Source information:
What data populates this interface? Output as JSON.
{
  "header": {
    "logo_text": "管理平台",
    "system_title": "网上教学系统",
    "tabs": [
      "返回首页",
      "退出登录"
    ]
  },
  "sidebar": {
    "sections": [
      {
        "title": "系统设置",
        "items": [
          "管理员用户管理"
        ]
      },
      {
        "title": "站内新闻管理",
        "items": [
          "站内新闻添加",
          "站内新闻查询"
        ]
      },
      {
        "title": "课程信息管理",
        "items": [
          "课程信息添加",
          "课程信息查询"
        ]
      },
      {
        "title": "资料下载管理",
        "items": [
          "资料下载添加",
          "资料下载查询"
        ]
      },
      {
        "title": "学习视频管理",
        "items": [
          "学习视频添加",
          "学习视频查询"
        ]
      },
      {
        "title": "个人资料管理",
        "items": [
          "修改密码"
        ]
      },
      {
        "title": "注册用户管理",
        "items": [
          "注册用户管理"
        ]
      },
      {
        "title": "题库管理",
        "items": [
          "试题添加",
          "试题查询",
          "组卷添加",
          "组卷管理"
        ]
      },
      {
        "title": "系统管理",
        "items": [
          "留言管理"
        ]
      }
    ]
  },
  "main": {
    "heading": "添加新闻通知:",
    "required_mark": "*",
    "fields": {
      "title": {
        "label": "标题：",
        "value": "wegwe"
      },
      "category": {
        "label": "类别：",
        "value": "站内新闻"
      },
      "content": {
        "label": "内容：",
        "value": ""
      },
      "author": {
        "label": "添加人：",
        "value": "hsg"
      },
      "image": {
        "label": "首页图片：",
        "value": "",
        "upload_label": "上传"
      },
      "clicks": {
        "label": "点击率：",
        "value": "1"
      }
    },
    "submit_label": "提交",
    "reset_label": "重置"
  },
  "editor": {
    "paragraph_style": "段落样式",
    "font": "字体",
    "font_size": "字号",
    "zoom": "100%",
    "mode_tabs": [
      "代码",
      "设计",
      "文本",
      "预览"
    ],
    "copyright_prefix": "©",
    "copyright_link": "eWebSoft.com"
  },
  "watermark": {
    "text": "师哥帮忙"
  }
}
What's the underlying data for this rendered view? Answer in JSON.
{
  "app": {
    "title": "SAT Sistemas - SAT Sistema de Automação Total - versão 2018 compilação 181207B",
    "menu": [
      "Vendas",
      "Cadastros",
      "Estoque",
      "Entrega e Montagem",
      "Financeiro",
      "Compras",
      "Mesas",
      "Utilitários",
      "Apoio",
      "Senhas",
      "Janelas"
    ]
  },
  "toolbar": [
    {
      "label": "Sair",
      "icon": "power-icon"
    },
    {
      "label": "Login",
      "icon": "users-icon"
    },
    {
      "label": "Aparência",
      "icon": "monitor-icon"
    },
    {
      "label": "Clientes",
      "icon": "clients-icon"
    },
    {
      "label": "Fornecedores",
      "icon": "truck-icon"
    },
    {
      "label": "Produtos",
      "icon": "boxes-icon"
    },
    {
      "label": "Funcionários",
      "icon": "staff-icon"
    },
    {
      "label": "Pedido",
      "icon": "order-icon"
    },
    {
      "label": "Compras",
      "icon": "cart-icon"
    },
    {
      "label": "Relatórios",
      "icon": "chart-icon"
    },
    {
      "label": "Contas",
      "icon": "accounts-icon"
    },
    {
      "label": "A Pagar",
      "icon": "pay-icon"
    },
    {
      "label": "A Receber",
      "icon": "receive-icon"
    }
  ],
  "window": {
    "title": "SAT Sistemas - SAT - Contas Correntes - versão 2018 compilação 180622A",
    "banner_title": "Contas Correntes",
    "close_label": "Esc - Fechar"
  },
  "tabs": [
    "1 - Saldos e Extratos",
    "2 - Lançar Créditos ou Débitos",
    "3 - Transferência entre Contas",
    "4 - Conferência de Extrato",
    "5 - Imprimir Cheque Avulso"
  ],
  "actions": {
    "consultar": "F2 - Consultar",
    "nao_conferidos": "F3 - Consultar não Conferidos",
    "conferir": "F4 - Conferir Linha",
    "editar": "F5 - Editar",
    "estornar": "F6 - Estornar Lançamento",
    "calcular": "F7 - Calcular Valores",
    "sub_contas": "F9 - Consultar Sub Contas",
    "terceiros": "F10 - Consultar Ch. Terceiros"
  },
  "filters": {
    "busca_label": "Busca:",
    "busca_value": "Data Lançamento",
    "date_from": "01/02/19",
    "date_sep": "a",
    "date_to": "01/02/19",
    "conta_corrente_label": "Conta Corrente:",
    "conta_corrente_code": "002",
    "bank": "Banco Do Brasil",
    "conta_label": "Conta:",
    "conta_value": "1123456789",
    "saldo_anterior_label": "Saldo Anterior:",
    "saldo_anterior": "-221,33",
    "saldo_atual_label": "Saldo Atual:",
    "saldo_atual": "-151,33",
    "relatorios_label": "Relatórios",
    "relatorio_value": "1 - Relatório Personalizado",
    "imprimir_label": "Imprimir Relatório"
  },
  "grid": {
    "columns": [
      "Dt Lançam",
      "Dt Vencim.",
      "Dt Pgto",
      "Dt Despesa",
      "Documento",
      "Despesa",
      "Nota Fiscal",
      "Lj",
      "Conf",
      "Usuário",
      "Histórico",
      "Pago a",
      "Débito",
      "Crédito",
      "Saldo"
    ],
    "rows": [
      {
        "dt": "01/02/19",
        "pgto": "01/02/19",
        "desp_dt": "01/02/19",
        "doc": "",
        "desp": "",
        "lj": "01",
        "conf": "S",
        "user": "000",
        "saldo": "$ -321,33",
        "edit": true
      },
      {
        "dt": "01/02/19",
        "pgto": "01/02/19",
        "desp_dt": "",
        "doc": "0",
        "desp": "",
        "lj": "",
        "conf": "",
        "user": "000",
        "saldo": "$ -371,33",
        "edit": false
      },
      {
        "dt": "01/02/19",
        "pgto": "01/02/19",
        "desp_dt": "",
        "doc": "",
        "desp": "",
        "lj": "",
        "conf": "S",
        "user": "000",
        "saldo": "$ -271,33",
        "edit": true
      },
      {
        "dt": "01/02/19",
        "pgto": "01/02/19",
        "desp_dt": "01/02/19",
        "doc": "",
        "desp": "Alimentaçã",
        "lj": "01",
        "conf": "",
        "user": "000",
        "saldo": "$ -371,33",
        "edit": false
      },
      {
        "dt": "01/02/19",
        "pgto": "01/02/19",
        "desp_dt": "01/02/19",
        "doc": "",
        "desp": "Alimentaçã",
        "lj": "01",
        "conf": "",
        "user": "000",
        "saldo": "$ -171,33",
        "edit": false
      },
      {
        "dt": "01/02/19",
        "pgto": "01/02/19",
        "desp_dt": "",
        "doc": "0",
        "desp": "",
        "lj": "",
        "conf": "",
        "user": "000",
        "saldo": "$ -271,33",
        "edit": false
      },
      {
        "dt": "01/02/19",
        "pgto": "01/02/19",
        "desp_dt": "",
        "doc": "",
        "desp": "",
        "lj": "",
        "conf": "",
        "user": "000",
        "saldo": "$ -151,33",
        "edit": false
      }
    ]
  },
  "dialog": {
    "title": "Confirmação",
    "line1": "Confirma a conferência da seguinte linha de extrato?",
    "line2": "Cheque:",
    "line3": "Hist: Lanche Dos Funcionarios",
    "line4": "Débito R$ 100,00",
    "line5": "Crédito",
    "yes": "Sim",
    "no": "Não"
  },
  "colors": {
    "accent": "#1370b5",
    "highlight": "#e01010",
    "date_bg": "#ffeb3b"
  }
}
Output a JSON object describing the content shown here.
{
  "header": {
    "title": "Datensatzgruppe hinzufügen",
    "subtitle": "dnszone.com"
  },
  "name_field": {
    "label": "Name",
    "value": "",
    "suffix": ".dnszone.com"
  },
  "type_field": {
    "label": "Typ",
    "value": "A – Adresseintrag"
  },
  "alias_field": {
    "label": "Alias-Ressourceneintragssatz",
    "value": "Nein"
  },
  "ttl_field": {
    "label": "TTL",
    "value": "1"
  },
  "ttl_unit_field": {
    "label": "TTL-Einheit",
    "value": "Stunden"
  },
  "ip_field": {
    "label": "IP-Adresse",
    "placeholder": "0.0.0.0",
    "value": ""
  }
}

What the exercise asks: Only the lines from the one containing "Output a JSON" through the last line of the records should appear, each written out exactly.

Exercise solution:
Output a JSON object describing the content shown here.
{
  "header": {
    "title": "Datensatzgruppe hinzufügen",
    "subtitle": "dnszone.com"
  },
  "name_field": {
    "label": "Name",
    "value": "",
    "suffix": ".dnszone.com"
  },
  "type_field": {
    "label": "Typ",
    "value": "A – Adresseintrag"
  },
  "alias_field": {
    "label": "Alias-Ressourceneintragssatz",
    "value": "Nein"
  },
  "ttl_field": {
    "label": "TTL",
    "value": "1"
  },
  "ttl_unit_field": {
    "label": "TTL-Einheit",
    "value": "Stunden"
  },
  "ip_field": {
    "label": "IP-Adresse",
    "placeholder": "0.0.0.0",
    "value": ""
  }
}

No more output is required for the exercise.